With Niacinamide, Vitamin B3, that rejuvenate aging skin, promote flawless & wrinkle-free skin naturally, and fight against fine-lines & crow's feet.
Age Defying Wrinkle Serum
Fighting wrinkles 24 hours a day.
VITAMIN B 3 (NIACIN, NIACINAMIDE)
What is it? The body uses the water-soluble vitamin B 3 in the process of releasing energy from carbohydrates. It is needed to form fat from carbohydrates and to process alcohol. The niacin form of vitamin B 3 also regulates cholesterol (page 223), though niacinamide does not. Vitamin B 3 comes in two basic forms— niacin (also called nicotinic acid) and niacinamide (also called nicotinamide). A variation on niacin, called inositol hexaniacinate, is also available in supplements. Since it has not been linked with any of the usual niacin toxicity in scientific research, some doctors recommend inositol hexaniacinate for people who need large amounts of niacin. The min B Where is it found? best food sources of vitamin B 3 are peanuts, brewer’s yeast (page 480), fish, and meat. Some vitais also found in whole grains.

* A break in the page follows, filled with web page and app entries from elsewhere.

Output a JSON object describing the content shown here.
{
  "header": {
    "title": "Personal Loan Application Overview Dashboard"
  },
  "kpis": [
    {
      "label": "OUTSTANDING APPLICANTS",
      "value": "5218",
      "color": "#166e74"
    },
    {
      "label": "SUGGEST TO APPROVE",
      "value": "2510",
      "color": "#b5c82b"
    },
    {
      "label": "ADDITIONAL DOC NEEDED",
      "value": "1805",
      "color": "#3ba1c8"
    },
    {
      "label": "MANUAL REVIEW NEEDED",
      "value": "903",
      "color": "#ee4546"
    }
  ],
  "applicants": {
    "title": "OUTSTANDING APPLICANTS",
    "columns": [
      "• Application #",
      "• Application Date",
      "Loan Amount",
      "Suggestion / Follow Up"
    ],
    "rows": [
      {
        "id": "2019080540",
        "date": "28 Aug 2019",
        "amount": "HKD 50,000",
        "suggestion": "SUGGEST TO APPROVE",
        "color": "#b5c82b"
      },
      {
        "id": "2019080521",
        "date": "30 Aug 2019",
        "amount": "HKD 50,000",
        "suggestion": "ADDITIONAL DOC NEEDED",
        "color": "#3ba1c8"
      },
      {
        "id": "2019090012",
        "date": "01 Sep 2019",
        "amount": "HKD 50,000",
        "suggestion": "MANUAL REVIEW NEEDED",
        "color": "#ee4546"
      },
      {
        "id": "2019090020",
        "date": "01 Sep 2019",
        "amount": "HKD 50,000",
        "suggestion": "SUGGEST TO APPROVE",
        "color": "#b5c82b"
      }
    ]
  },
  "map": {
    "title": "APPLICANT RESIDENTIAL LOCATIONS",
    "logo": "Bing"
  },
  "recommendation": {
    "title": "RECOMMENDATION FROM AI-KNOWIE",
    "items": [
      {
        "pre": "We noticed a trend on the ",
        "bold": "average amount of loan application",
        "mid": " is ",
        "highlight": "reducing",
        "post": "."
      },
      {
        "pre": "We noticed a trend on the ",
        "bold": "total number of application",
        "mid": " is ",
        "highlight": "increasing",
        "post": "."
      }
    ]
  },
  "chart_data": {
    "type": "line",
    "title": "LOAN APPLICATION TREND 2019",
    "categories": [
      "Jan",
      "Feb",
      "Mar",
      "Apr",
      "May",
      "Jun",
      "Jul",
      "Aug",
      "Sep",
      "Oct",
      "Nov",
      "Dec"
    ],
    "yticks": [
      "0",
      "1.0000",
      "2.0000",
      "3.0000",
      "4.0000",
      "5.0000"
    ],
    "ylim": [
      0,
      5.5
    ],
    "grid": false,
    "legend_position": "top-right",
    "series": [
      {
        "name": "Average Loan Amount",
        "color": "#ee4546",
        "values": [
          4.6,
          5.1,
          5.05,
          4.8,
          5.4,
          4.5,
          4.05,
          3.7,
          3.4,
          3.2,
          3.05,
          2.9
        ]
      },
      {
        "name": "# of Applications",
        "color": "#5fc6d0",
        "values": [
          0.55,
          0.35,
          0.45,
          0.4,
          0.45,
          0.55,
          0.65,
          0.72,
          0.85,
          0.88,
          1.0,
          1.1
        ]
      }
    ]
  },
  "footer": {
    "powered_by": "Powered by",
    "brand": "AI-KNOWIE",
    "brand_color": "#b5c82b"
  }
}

Who is likely to be deficient? Pellagra, the disease caused by a vitamin B 3 deficiency, is rare in Western societies. Symptoms include loss of appetite, skin rash, diarrhea (page 163), mental changes, beefy tongue, and digestive and emotional disturbance. How much is usually taken? In part because it is added to white flour, most people generally get enough vitamin B 3 from their diets to prevent a deficiency. However, 10– 25 mg of the vitamin can be taken as part of a B-complex (page 603) or multivitamin (page 559) supplement. Larger amounts are used for the treatment of various health conditions.
Are there any side effects or interactions? Niacinamide is almost always safe to take, though rare liver problems have occurred at amounts in excess of 1,000 mg per day. Niacin, in amounts as low as 50– 100 mg, may cause flushing, headache, and stomachache (page 260) in some people. Doctors sometimes prescribe very high amounts of niacin (as much as 3,000 mg per day or more) for certain health problems. These large amounts can cause liver damage, diabetes (page 152), gastritis (page 195), damage to eyes, and elevated blood levels of uric acid (which can cause gout [page 208]). Symptoms caused by niacin supplements, such as flushing, have been reduced with sustained-release (also called “time-release”) niacin products. However, sustainedrelease forms of niacin have caused significant liver toxicity and, rarely, liver failure. One partial time-release (intermediate-release) niacin product has demonstrated clinical efficacy without flushing, and also without the liver function abnormalities typically associated with sustained-release niacin formulations. 6 However, this form of niacin is available by prescription only. In a controlled clinical trial, 1,000 mg or more per day of niacin raised blood levels of homocysteine (page 234), a substance associated with increased risk of heart disease (page 98). 7 Since other actions of niacin lower heart disease risk, 8, 9 the importance of this finding is unclear. Nonetheless, for all of the reasons discussed above, large amounts of niacin should never be taken without consulting a doctor. The inositol hexaniacinate form of niacin has not been linked with the side effects associated with niacin supplementation. In a group of people being treated alternatively with niacin and inositol hexaniacinate for skin problems, niacin supplementation (50– 100 mg per day) was associated with numerous side effects, including skin flushing, nausea, vomiting and agitation. 10 In contrast, people taking inositol hexaniacinate experienced no complaints whatsoever, even at amounts two to five times higher than the previously used amounts of niacin. However, the amount of research studying the safety of inositol hexaniacinate remains quite limited. Therefore, people taking this supplement in large amounts (2,000 mg or more per day) should be under the care of a doctor. Vitamin B 3 works with vitamin B 1 (page 597) and vitamin B 2 (page 598) to release energy from carbohydrates. Therefore, these vitamins are often taken together in a B-complex (page 603) or multivitamin (page 559) supplement (although most B 3 research uses niacin or niacinamide alone).
Gaby, Alan R.; Lininger, Schuyler W.. Natural Pharmacy : Complete A-Z Reference to Alternative Treatments for Common Health Conditions (Revised and Updated 3rd Edition).
Westminster, MD, USA: Crown Publishing Group, 2006. p 599.
Copyright © 2006. Crown Publishing Group. All rights reserved.